The Secret of Kells - 2009
Director - Tom Moore

1. The Secret of Kells - Poster

Plot summary / review:
Set in Medieval Ireland, The Secret of Kells tells the story of a young monk, Brendan (Evan McGuire) and the creation of the sacred "book of the Kells". Brendan has lived his whole life behind a fortified outpost called the Abbey. It is under constant construction by his uncle, Abbot Cellach (Brendan Gleeson), to protect from invading Vikings. Brendan is captivated by the arrival of travelling wise man and "illuminator" Brother Aidan, protector of the sacred book.

2. Brendan and Brother Aidan

Inspired by brother Aidan, Brendan's dormant 'illustrative' talents are awakened. It can be argued that one of the films underlying message revolves around the discovery and wonder of arts, crafts and nature.  Brendan ventures outside of the walls and into the surrounding forests to gather nuts to use as ink to help complete the book. There he meets a mysterious, forest dwelling, fairy-like girl called Aisling. Using her powers, she helps guide Brendan into the brave new world.

3. Brendan and Aisling

The Secret of the Kells is clearly a labour of love by director Tom Moore. "The story is a bit tangled, and there is too much of it packed into nearly 80 minutes, but little kids won’t be bothered when the animation is so magical." (Clark. 2010). Although the plot revolves around the sacred book illustrating the four gospels, it is never fully explored or explained. It is however at the heart of the films greatest success, it's visual style and design. Every shot of the film is "filled with patterns and borders, arches and frames, do-dads and scrimshaw images. The colors are bold and bright; the drawings are simplified and 2-D. That reflects the creation of the original book in the centuries before the discovery of perspective during the Renaissance." (Ebert. 2010).

4. Artistry

Moore's film was rightfully nominated for "Best Animated Film" at the Oscars in 2009. It doesn't quite reach the heights of it's competitors, including Wes Anderson's Fantastic Mr. Fox (2009), Henry Selick's Coraline (2009) and the eventual winner Up (2009) by Pixar.

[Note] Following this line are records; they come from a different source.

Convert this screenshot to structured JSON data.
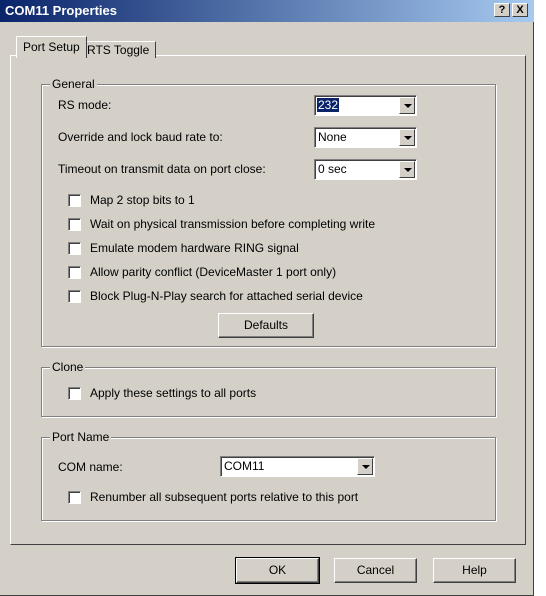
{
  "window": {
    "title": "COM11 Properties",
    "help_button": "?",
    "close_button": "X"
  },
  "tabs": [
    {
      "label": "Port Setup",
      "active": true
    },
    {
      "label": "RTS Toggle",
      "active": false
    }
  ],
  "general": {
    "legend": "General",
    "rs_mode": {
      "label": "RS mode:",
      "value": "232"
    },
    "baud": {
      "label": "Override and lock baud rate to:",
      "value": "None"
    },
    "timeout": {
      "label": "Timeout on transmit data on port close:",
      "value": "0 sec"
    },
    "checkboxes": [
      {
        "label": "Map 2 stop bits to 1",
        "checked": false
      },
      {
        "label": "Wait on physical transmission before completing write",
        "checked": false
      },
      {
        "label": "Emulate modem hardware RING signal",
        "checked": false
      },
      {
        "label": "Allow parity conflict (DeviceMaster 1 port only)",
        "checked": false
      },
      {
        "label": "Block Plug-N-Play search for attached serial device",
        "checked": false
      }
    ],
    "defaults_button": "Defaults"
  },
  "clone": {
    "legend": "Clone",
    "apply_all": {
      "label": "Apply these settings to all ports",
      "checked": false
    }
  },
  "port_name": {
    "legend": "Port Name",
    "com_name": {
      "label": "COM name:",
      "value": "COM11"
    },
    "renumber": {
      "label": "Renumber all subsequent ports relative to this port",
      "checked": false
    }
  },
  "buttons": {
    "ok": "OK",
    "cancel": "Cancel",
    "help": "Help"
  }
}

However it "is a rare example of The Academy using its powers for good, since the word-of-mouth that's followed has garnered it a UK cinema release, as well as guaranteeing that more than a handful of people at festivals will see it. And see it you must." (Ivan. 2010). Even if it is just to marvel and the beguiling animation.


Clark, Cath. Time Out Review - 29th September 2010

Ebert, Roger. Chicago Sun-Times review - 31st March 2010 - Accessed 01/05/12

Ivan, Sophie. Film4 Review - 6th October 2010 - Accessed 01/05/12


1. Poster - Accessed 01/05/12

2. Brendan and Brother Aidan - Accessed 01/05/12

3. Brendan and Aisling - Accessed 01/05/12

4. Artistry - Accessed 01/05/12

Maya Tutorials - Lighting / Rendering - Mental Ray

Displacement Mapping

Maya Software - Displacement map

Mental Ray - Displacement Maps

Mental Ray - Non SubD Displacement

Mental Ray - Non SubD Displacement

Mental Ray - Nurbs Displacement map

Final Gathering

Global Illumination

Software Caustics

Mental Ray Caustics

Mental Ray - Mia material x

Mental Ray - Physical Sun and Sky